Posts tagged farm
1st week of May at Common Good City Farm
Excited and grateful to be back on the farm!! Many thanks to pachamama for providing us life.
3rd Week of April at Common Good City Farm
Support your local community garden or grow your own food at home. Message me if you’d like help, input, or just someone to talk to about food sovereignty! This is one of the most important things you can be doing right now.
Check out this “Eathouse”! From Landezine.com:
“EATHOUSE A house and garden to eat! That you are able to touch, smell, taste, seed, weed, and harvest! EATHOUSE is a house in a garden that attracts visitors with delicious vegetables, fruit, herbs and flowers. We want to seduce people and make them taste the edible garden and the eatable house. EATHOUSE has a temporary character; it lasts a summer season. This is why all the materials used in EATHOUSE can be re-used for a new season of EATHOUSE at a different spot.
EATHOUSE consists of a modular system of plain plastic crates. These crates are used in the agricultural industry to harvest, transport and exhibit fruit and vegetables in combination with a scaffold system.

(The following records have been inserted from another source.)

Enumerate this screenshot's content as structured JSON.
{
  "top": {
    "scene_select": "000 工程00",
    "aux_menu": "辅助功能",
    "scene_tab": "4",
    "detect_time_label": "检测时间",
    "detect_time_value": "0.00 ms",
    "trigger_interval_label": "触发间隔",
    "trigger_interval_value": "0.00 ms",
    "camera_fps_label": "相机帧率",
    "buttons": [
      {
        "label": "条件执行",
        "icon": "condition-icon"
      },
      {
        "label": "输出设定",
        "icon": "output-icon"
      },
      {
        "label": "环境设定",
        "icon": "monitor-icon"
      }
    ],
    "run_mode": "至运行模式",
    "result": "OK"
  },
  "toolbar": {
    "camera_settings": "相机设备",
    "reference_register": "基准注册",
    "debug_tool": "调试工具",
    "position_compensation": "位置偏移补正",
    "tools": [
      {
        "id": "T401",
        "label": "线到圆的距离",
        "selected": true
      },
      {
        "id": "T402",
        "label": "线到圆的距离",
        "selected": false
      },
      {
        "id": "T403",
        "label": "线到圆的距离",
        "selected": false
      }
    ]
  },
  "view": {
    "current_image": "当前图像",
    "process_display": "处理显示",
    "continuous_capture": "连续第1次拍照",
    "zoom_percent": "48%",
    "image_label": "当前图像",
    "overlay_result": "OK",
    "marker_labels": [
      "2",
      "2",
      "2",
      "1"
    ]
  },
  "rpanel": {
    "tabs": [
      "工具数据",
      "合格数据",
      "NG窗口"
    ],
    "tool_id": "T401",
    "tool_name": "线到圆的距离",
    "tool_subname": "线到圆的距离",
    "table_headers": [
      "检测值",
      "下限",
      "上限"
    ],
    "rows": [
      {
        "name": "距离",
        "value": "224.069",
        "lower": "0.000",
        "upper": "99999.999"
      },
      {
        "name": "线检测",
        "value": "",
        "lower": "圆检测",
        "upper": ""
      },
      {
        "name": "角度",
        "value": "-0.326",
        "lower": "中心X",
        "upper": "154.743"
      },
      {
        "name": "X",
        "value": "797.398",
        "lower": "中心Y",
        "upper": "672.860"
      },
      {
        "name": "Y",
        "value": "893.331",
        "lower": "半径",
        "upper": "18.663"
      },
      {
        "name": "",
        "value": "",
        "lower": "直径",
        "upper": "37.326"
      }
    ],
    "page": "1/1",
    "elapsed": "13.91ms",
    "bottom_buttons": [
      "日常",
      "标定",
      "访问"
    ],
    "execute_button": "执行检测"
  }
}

With this system vertical green becomes accessible for everyone; you can make your own vegetable garden on the wall of your balcony or on the roof of your garden shed!”
Awesome, right?? Click the link above and read the original article and check out some other photos of this edible shed!
Wonderful Window Gardens.
Not to worry if you don’t have a roof or even a fire escape and want to do some urban gardening. Check out this solution from Paris-based design collective Barreau&Charbonnet. As reported in The Atlantic:
They offer the Volet Végétal, a system of planters that uses a drawbridge-like contraption to utilize the space directly outside an apartment window. Rows of custom-sized planters are fitted into a wooden frame that is then mounted against the windowsill. A pulley system allows one to pivot the entire frame horizontally, extending five feet perpendicular to the window. To water, trim, and harvest the plants, one simply reels the planters back into a vertical position for easy access. In colder months, the entire frame can be moved indoors, serving as a free-standing indoor garden. As Natalia Repolovsky mentioned on Shoebox Dwelling, the Volet Végétal functions much like an obsolete fire escape, extending access to that precious commodity we call space beyond the small interiors of many city apartments.